Is Indiana starting to eat Michigan’s lunch?
Indiana’s first sportsbooks opened their doors on Sept. 1, with the Blue Chip Casino, home to a FanDuel Sportsbook, launching its retail betting on Sept. 5. Blue Chip is located just a handful of miles from the Michigan border, and anecdotally, according to Michigan state Rep. Brandt Iden, sponsor of a Michigan sports betting bill, we know its parking lot is full of Michigan license plates.
On Tuesday, the Michigan Gaming Control Board reported that the Detroit casino market contracted 2.5% year-over-year in September, the steepest decline for the three commercial casinos since win fell 6.1% in February 2018. Are more Michigan gaming dollars starting to flow into the Hoosier State?
The Detroit casino market has been sluggish for years, hence the effort to legalize online casino, as well as retail and online/mobile sports wagering. Through September, the Detroit casinos’ aggregate revenue of $1.09 billion was 0.3% higher than for the first nine months of last year, according to the MGCB.
The market saw modest growth from January to May, but then came a rough summer for the casinos. June (-1.4%), July (-0.3%), and August (-0.5%) were all officially down months in a year-over-year comparison. September’s 2.5% drop didn’t come out of the blue.
It’s also worth noting that last month had one fewer weekend compared to September 2018.
The 2.5% drop last month was thanks to MGM Grand Detroit, and not the other two properties — MotorCity and Greektown. According to the MGCB, the Motor City and Greektown casinos recorded revenue gains in September of 0.1% and 0.7%, respectively. MGM fell 6.4% year-over-year.
MGM controlled 41% of the market in September, compared to 35% for MotorCity and 24% for Greektown.
For the third quarter of this year compared to last year, MGM revenue was down 1.3%, Greektown was down 2.6%, and MotorCity was up 0.3%.

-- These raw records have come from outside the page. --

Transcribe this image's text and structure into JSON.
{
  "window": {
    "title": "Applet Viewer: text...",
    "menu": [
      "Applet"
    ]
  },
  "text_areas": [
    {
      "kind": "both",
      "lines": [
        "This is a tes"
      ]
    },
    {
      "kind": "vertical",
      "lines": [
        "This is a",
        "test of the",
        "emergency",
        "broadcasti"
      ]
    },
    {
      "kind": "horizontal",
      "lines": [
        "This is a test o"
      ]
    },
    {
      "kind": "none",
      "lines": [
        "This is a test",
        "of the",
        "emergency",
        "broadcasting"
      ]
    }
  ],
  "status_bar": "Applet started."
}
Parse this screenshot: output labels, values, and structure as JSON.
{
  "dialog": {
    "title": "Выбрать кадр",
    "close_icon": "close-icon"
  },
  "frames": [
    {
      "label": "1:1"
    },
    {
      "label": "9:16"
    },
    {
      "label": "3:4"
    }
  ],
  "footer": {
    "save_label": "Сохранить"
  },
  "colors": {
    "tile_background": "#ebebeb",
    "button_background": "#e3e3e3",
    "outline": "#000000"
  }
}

While Blue Chip’s FanDuel Sportsbook is well positioned to grab gaming win from folks living in southwest Michigan, the casino is located more than 200 miles from Detroit. It’s a far drive even for an opportunity to bet on sports legally. Blue Chip isn’t catering to the Detroit customer base.
According to figures released Thursday from the Indiana Gaming Commission, Blue Chip saw $3.8 mm in handle during September. That’s not a lot of money, but it’s only the beginning.

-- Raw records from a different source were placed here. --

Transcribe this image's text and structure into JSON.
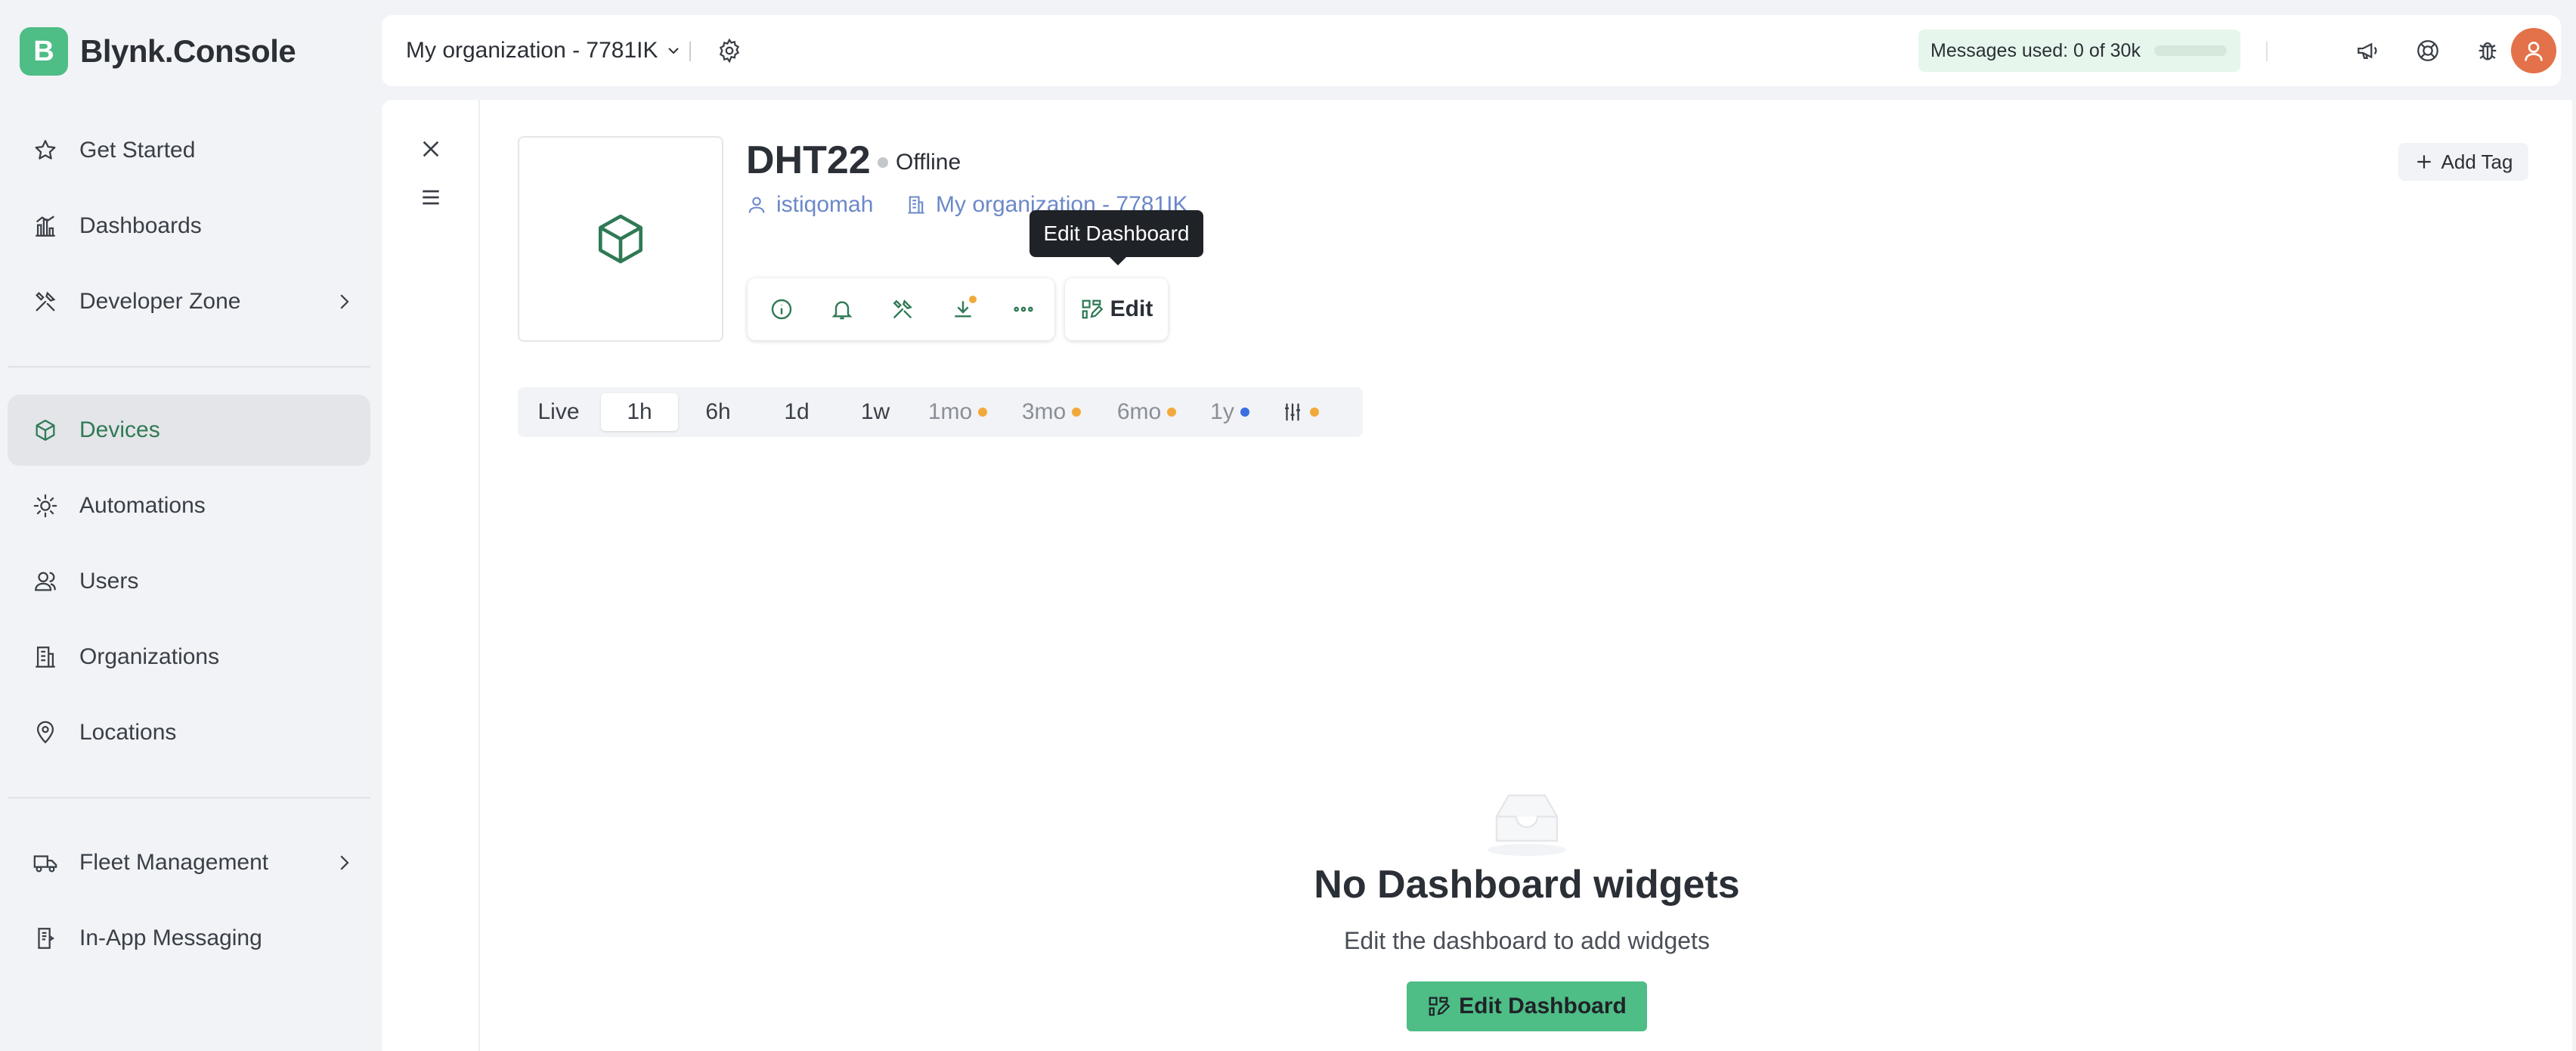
{
  "app": {
    "logo_letter": "B",
    "name": "Blynk.Console",
    "brand_color": "#4ebd86"
  },
  "sidebar": {
    "items": [
      {
        "label": "Get Started",
        "icon": "star-icon"
      },
      {
        "label": "Dashboards",
        "icon": "bar-chart-icon"
      },
      {
        "label": "Developer Zone",
        "icon": "tools-icon"
      },
      {
        "label": "Devices",
        "icon": "cube-icon",
        "active": true
      },
      {
        "label": "Automations",
        "icon": "sun-icon"
      },
      {
        "label": "Users",
        "icon": "users-icon"
      },
      {
        "label": "Organizations",
        "icon": "building-icon"
      },
      {
        "label": "Locations",
        "icon": "pin-icon"
      },
      {
        "label": "Fleet Management",
        "icon": "truck-icon"
      },
      {
        "label": "In-App Messaging",
        "icon": "message-icon"
      }
    ]
  },
  "topbar": {
    "org_name": "My organization - 7781IK",
    "messages_label": "Messages used: 0 of 30k",
    "messages_used_fraction": 0
  },
  "device": {
    "name": "DHT22",
    "status": "Offline",
    "owner": "istiqomah",
    "organization": "My organization - 7781IK",
    "tooltip": "Edit Dashboard",
    "edit_label": "Edit",
    "add_tag_label": "Add Tag"
  },
  "time_ranges": [
    {
      "label": "Live"
    },
    {
      "label": "1h",
      "selected": true
    },
    {
      "label": "6h"
    },
    {
      "label": "1d"
    },
    {
      "label": "1w"
    },
    {
      "label": "1mo",
      "dot_color": "#f2a93b"
    },
    {
      "label": "3mo",
      "dot_color": "#f2a93b"
    },
    {
      "label": "6mo",
      "dot_color": "#f2a93b"
    },
    {
      "label": "1y",
      "dot_color": "#3b6fe0"
    }
  ],
  "empty_state": {
    "title": "No Dashboard widgets",
    "subtitle": "Edit the dashboard to add widgets",
    "button_label": "Edit Dashboard"
  }
}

Fortunately for Detroit, Ohio hasn’t yet authorized sports betting. A sportsbook at Hollywood Casino Toledo would be problematic for the Detroit properties.
Unfortunately for the Detroit gaming dens, Indiana kicked off online/mobile sports wagering on Oct. 3, with platforms from Rush Street Interactive (BetRivers) and DraftKings. Michiganders can simply cross into the Hoosier State and bet on their phones from virtually anywhere.
More Indiana online/mobile books will launch in the coming weeks and months.
Indiana’s state-of-the-art sports wagering industry could dissuade some folks from heading to Detroit to gamble, especially if the Indiana border is closer. Sports betting is the hottest casino offering in the country and it’s only going to go more mainstream as more states legalize and the leagues (especially the NFL) slowly but surely fully embrace the economic opportunity that comes from it.
Michigan’s commercial gaming revenue report from October will provide a better glimpse into what impact Hoosier State sports wagering might be having on the Wolverine State.